▶ _Assignment_: Give the listing again exactly as written.

▶ _Material provided_:
Start of Block
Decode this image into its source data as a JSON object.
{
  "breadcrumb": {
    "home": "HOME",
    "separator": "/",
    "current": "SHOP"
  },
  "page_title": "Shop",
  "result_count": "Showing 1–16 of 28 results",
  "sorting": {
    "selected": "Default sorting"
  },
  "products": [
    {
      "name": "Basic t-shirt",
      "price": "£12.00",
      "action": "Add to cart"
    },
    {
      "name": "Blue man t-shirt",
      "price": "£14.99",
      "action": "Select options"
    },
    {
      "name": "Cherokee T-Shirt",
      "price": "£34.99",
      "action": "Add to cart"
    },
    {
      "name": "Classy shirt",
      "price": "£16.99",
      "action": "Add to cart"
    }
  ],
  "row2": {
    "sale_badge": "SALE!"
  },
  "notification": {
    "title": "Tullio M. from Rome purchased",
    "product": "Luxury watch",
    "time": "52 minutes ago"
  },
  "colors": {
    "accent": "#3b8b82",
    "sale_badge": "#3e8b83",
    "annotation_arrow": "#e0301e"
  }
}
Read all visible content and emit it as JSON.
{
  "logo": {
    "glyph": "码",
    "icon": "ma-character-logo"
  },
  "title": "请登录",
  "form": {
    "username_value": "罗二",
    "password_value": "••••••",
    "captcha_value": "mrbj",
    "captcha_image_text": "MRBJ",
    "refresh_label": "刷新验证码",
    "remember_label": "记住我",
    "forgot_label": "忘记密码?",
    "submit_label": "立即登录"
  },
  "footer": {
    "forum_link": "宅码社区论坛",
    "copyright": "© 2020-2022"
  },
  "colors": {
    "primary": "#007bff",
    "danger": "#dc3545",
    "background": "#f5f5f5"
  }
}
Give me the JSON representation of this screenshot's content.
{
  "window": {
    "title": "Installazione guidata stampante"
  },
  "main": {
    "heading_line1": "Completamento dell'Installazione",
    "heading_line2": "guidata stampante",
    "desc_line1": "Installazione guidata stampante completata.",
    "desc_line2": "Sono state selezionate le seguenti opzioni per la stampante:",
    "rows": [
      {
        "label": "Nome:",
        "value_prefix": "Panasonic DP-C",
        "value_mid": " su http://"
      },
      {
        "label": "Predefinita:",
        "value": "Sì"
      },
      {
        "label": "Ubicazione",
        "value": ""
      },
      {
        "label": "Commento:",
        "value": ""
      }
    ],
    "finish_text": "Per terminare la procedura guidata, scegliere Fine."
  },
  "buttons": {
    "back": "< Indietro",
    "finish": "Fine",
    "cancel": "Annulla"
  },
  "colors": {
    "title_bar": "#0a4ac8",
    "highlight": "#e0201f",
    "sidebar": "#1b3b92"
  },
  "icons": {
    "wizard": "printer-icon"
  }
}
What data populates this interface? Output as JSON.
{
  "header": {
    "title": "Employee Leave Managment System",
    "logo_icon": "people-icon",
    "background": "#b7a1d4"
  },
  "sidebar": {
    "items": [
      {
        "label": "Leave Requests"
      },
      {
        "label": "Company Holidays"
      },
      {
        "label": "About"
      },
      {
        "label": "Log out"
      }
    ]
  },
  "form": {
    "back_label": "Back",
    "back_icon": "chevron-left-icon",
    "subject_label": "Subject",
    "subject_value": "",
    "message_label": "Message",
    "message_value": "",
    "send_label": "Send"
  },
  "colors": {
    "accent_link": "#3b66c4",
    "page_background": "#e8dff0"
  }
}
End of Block
▶ _Solution to this exercise_:
Decode this image into its source data as a JSON object.
{
  "breadcrumb": {
    "home": "HOME",
    "separator": "/",
    "current": "SHOP"
  },
  "page_title": "Shop",
  "result_count": "Showing 1–16 of 28 results",
  "sorting": {
    "selected": "Default sorting"
  },
  "products": [
    {
      "name": "Basic t-shirt",
      "price": "£12.00",
      "action": "Add to cart"
    },
    {
      "name": "Blue man t-shirt",
      "price": "£14.99",
      "action": "Select options"
    },
    {
      "name": "Cherokee T-Shirt",
      "price": "£34.99",
      "action": "Add to cart"
    },
    {
      "name": "Classy shirt",
      "price": "£16.99",
      "action": "Add to cart"
    }
  ],
  "row2": {
    "sale_badge": "SALE!"
  },
  "notification": {
    "title": "Tullio M. from Rome purchased",
    "product": "Luxury watch",
    "time": "52 minutes ago"
  },
  "colors": {
    "accent": "#3b8b82",
    "sale_badge": "#3e8b83",
    "annotation_arrow": "#e0301e"
  }
}
Read all visible content and emit it as JSON.
{
  "logo": {
    "glyph": "码",
    "icon": "ma-character-logo"
  },
  "title": "请登录",
  "form": {
    "username_value": "罗二",
    "password_value": "••••••",
    "captcha_value": "mrbj",
    "captcha_image_text": "MRBJ",
    "refresh_label": "刷新验证码",
    "remember_label": "记住我",
    "forgot_label": "忘记密码?",
    "submit_label": "立即登录"
  },
  "footer": {
    "forum_link": "宅码社区论坛",
    "copyright": "© 2020-2022"
  },
  "colors": {
    "primary": "#007bff",
    "danger": "#dc3545",
    "background": "#f5f5f5"
  }
}
Give me the JSON representation of this screenshot's content.
{
  "window": {
    "title": "Installazione guidata stampante"
  },
  "main": {
    "heading_line1": "Completamento dell'Installazione",
    "heading_line2": "guidata stampante",
    "desc_line1": "Installazione guidata stampante completata.",
    "desc_line2": "Sono state selezionate le seguenti opzioni per la stampante:",
    "rows": [
      {
        "label": "Nome:",
        "value_prefix": "Panasonic DP-C",
        "value_mid": " su http://"
      },
      {
        "label": "Predefinita:",
        "value": "Sì"
      },
      {
        "label": "Ubicazione",
        "value": ""
      },
      {
        "label": "Commento:",
        "value": ""
      }
    ],
    "finish_text": "Per terminare la procedura guidata, scegliere Fine."
  },
  "buttons": {
    "back": "< Indietro",
    "finish": "Fine",
    "cancel": "Annulla"
  },
  "colors": {
    "title_bar": "#0a4ac8",
    "highlight": "#e0201f",
    "sidebar": "#1b3b92"
  },
  "icons": {
    "wizard": "printer-icon"
  }
}
What data populates this interface? Output as JSON.
{
  "header": {
    "title": "Employee Leave Managment System",
    "logo_icon": "people-icon",
    "background": "#b7a1d4"
  },
  "sidebar": {
    "items": [
      {
        "label": "Leave Requests"
      },
      {
        "label": "Company Holidays"
      },
      {
        "label": "About"
      },
      {
        "label": "Log out"
      }
    ]
  },
  "form": {
    "back_label": "Back",
    "back_icon": "chevron-left-icon",
    "subject_label": "Subject",
    "subject_value": "",
    "message_label": "Message",
    "message_value": "",
    "send_label": "Send"
  },
  "colors": {
    "accent_link": "#3b66c4",
    "page_background": "#e8dff0"
  }
}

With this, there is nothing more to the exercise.